Ben Lund, Furstenberg sets over finite fields

An important family of incidence problems are discrete analogs of deep questions in geometric measure theory. Perhaps the most famous example of this is the finite field Kakeya conjecture, proved by Dvir in 2008. Dvir’s proof introduced the polynomial method to incidence geometry, which led to the solution to many long-standing problems in the area.

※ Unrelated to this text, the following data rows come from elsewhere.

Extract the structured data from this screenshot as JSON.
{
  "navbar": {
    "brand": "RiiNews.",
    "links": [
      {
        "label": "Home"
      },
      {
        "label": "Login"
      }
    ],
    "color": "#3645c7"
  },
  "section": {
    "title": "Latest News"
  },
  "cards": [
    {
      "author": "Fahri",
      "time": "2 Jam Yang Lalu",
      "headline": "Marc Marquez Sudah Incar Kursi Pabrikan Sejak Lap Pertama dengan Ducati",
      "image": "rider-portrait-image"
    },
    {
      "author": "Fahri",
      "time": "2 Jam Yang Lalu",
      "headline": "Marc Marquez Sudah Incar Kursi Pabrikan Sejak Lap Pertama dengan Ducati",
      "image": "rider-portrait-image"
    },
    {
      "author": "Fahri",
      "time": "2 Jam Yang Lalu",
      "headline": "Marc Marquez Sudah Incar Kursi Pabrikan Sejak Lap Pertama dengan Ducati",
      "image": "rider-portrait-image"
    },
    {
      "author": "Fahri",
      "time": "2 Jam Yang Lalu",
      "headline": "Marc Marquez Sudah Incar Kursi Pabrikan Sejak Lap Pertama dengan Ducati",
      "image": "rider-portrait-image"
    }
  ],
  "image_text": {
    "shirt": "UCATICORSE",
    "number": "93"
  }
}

I will talk about a generalization of the Kakeya conjecture posed by Ellenberg, Oberlin, and Tao. A $(k,m)$-Furstenberg set S in $\mathbb F_q^n$ has the property that, parallel to every affine $k$-plane V, there is a k-plane W such that $|W \cap S| > m$. Using sophisticated ideas from algebraic geometry, Ellenberg and Erman showed that if S is a $(k,m)$-Furstenberg set, then $|S| > c m^{n/k}$, for a constant c depending on n and k. In recent joint work with Manik Dhar and Zeev Dvir, we give simpler proofs of stronger bounds. For example, if $m>2^{n+7}q$, then $|S|=(1-o(1))mq^{n-k}$, which is tight up to the $o(1)$ term.